**EXERCISE DIRECTIONS:**
Among the entries below, count the lines with "comments" in them and state the total without comment.

**STORED DATA:**
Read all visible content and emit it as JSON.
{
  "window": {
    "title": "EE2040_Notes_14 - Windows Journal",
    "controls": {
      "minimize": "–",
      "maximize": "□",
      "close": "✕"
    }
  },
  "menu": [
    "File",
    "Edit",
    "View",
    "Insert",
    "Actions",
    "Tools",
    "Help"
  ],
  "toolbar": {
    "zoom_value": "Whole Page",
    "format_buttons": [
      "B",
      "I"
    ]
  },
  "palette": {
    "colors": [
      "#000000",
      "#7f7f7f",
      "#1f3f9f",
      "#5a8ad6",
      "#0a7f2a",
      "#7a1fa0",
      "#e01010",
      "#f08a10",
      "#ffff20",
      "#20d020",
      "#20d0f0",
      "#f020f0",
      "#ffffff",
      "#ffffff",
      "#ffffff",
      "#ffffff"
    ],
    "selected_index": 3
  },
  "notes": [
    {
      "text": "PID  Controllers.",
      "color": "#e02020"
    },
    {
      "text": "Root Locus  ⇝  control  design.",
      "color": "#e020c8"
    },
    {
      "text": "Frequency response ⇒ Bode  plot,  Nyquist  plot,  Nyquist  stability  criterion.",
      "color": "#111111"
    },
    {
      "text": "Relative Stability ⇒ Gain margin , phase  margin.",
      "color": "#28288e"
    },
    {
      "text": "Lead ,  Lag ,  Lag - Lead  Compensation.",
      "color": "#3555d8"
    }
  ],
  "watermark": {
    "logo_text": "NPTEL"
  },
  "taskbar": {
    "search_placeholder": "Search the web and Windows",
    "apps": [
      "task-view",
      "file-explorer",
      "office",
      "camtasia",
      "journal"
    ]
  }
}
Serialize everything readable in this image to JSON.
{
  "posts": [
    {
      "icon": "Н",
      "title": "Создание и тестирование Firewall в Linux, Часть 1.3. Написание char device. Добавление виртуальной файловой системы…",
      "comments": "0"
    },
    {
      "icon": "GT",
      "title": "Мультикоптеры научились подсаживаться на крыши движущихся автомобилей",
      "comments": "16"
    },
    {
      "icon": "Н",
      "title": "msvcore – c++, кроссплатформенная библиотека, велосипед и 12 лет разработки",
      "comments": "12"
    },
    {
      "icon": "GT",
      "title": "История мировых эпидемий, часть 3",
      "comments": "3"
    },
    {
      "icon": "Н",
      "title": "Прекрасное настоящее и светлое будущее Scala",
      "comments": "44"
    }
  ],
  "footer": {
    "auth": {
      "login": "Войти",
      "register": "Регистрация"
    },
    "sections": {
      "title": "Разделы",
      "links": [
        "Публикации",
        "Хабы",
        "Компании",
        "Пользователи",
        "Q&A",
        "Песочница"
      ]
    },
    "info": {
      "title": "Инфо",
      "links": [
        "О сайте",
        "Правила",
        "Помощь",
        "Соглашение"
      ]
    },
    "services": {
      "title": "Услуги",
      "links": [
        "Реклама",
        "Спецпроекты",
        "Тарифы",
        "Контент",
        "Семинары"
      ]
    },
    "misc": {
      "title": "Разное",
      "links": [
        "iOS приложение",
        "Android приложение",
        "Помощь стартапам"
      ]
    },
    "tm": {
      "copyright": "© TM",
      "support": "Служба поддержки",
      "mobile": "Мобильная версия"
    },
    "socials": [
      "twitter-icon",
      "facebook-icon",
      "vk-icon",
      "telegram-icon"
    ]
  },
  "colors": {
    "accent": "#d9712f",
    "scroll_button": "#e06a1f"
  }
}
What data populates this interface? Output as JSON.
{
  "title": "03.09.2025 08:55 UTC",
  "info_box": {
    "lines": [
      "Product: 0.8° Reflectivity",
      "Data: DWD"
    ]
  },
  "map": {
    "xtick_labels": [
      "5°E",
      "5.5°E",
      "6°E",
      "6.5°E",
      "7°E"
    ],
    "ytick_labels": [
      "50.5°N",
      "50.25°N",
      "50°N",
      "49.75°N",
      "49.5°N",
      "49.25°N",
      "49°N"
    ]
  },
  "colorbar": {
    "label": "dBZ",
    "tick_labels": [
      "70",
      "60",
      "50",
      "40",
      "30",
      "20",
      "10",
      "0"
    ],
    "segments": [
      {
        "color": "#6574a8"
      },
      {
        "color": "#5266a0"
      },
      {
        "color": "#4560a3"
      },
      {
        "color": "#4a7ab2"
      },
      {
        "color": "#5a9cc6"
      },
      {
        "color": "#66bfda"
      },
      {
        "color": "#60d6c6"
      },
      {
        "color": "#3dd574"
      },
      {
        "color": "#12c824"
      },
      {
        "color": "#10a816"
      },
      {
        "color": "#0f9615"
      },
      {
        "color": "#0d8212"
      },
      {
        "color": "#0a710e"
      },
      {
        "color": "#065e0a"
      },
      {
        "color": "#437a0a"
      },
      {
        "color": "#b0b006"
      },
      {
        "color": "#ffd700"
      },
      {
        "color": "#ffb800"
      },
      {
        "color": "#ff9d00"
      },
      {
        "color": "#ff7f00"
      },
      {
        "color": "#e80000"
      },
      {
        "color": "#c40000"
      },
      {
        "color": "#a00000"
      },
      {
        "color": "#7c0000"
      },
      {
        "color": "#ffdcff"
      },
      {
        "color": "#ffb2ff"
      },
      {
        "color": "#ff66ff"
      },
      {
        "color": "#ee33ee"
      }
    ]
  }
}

**ANSWER TO THIS TASK:**
5